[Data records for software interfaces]
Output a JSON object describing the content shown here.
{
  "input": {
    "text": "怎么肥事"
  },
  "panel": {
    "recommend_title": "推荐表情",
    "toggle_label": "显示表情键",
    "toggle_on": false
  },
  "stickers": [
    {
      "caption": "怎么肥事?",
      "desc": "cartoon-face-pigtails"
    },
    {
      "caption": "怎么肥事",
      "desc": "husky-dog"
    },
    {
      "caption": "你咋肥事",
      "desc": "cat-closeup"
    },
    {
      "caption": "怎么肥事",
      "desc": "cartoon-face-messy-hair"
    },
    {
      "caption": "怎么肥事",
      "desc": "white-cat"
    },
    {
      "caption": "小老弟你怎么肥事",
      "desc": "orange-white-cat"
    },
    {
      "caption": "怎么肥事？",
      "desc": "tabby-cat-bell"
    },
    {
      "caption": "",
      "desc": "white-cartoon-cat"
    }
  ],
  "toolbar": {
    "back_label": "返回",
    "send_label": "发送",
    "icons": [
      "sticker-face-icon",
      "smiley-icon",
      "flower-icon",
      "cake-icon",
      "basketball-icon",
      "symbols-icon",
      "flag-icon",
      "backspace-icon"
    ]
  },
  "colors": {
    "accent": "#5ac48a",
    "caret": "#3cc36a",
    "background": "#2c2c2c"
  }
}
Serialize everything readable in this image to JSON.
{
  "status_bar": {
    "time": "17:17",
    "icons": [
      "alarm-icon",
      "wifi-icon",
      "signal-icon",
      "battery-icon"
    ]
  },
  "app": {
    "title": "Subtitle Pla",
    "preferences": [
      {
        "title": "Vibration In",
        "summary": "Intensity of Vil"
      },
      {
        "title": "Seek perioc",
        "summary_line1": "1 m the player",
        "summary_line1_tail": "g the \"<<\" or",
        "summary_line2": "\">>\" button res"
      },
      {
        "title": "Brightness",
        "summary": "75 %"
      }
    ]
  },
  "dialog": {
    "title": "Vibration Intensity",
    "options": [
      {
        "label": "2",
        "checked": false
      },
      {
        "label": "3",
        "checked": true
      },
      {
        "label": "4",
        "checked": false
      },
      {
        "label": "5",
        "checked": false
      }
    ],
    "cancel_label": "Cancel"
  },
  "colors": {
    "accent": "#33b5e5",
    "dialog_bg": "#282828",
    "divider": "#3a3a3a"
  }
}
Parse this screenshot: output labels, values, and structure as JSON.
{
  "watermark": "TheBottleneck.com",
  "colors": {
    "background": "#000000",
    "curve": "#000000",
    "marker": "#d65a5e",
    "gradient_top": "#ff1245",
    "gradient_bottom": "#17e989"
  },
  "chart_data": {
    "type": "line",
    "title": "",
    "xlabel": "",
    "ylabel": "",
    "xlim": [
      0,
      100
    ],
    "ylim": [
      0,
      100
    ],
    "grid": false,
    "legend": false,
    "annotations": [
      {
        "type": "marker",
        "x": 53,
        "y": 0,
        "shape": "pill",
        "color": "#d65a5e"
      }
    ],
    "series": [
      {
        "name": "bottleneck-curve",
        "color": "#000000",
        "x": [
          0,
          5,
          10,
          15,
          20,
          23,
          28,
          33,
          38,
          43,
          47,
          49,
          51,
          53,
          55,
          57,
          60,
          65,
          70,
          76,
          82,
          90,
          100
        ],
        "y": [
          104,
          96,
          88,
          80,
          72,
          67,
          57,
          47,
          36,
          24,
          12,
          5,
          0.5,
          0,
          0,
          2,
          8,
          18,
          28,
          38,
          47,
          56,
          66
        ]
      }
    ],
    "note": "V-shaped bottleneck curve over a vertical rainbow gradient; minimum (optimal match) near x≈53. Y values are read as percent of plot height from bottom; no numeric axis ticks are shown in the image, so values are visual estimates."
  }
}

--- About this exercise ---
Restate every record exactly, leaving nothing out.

--- Answer ---
Output a JSON object describing the content shown here.
{
  "input": {
    "text": "怎么肥事"
  },
  "panel": {
    "recommend_title": "推荐表情",
    "toggle_label": "显示表情键",
    "toggle_on": false
  },
  "stickers": [
    {
      "caption": "怎么肥事?",
      "desc": "cartoon-face-pigtails"
    },
    {
      "caption": "怎么肥事",
      "desc": "husky-dog"
    },
    {
      "caption": "你咋肥事",
      "desc": "cat-closeup"
    },
    {
      "caption": "怎么肥事",
      "desc": "cartoon-face-messy-hair"
    },
    {
      "caption": "怎么肥事",
      "desc": "white-cat"
    },
    {
      "caption": "小老弟你怎么肥事",
      "desc": "orange-white-cat"
    },
    {
      "caption": "怎么肥事？",
      "desc": "tabby-cat-bell"
    },
    {
      "caption": "",
      "desc": "white-cartoon-cat"
    }
  ],
  "toolbar": {
    "back_label": "返回",
    "send_label": "发送",
    "icons": [
      "sticker-face-icon",
      "smiley-icon",
      "flower-icon",
      "cake-icon",
      "basketball-icon",
      "symbols-icon",
      "flag-icon",
      "backspace-icon"
    ]
  },
  "colors": {
    "accent": "#5ac48a",
    "caret": "#3cc36a",
    "background": "#2c2c2c"
  }
}
Serialize everything readable in this image to JSON.
{
  "status_bar": {
    "time": "17:17",
    "icons": [
      "alarm-icon",
      "wifi-icon",
      "signal-icon",
      "battery-icon"
    ]
  },
  "app": {
    "title": "Subtitle Pla",
    "preferences": [
      {
        "title": "Vibration In",
        "summary": "Intensity of Vil"
      },
      {
        "title": "Seek perioc",
        "summary_line1": "1 m the player",
        "summary_line1_tail": "g the \"<<\" or",
        "summary_line2": "\">>\" button res"
      },
      {
        "title": "Brightness",
        "summary": "75 %"
      }
    ]
  },
  "dialog": {
    "title": "Vibration Intensity",
    "options": [
      {
        "label": "2",
        "checked": false
      },
      {
        "label": "3",
        "checked": true
      },
      {
        "label": "4",
        "checked": false
      },
      {
        "label": "5",
        "checked": false
      }
    ],
    "cancel_label": "Cancel"
  },
  "colors": {
    "accent": "#33b5e5",
    "dialog_bg": "#282828",
    "divider": "#3a3a3a"
  }
}
Parse this screenshot: output labels, values, and structure as JSON.
{
  "watermark": "TheBottleneck.com",
  "colors": {
    "background": "#000000",
    "curve": "#000000",
    "marker": "#d65a5e",
    "gradient_top": "#ff1245",
    "gradient_bottom": "#17e989"
  },
  "chart_data": {
    "type": "line",
    "title": "",
    "xlabel": "",
    "ylabel": "",
    "xlim": [
      0,
      100
    ],
    "ylim": [
      0,
      100
    ],
    "grid": false,
    "legend": false,
    "annotations": [
      {
        "type": "marker",
        "x": 53,
        "y": 0,
        "shape": "pill",
        "color": "#d65a5e"
      }
    ],
    "series": [
      {
        "name": "bottleneck-curve",
        "color": "#000000",
        "x": [
          0,
          5,
          10,
          15,
          20,
          23,
          28,
          33,
          38,
          43,
          47,
          49,
          51,
          53,
          55,
          57,
          60,
          65,
          70,
          76,
          82,
          90,
          100
        ],
        "y": [
          104,
          96,
          88,
          80,
          72,
          67,
          57,
          47,
          36,
          24,
          12,
          5,
          0.5,
          0,
          0,
          2,
          8,
          18,
          28,
          38,
          47,
          56,
          66
        ]
      }
    ],
    "note": "V-shaped bottleneck curve over a vertical rainbow gradient; minimum (optimal match) near x≈53. Y values are read as percent of plot height from bottom; no numeric axis ticks are shown in the image, so values are visual estimates."
  }
}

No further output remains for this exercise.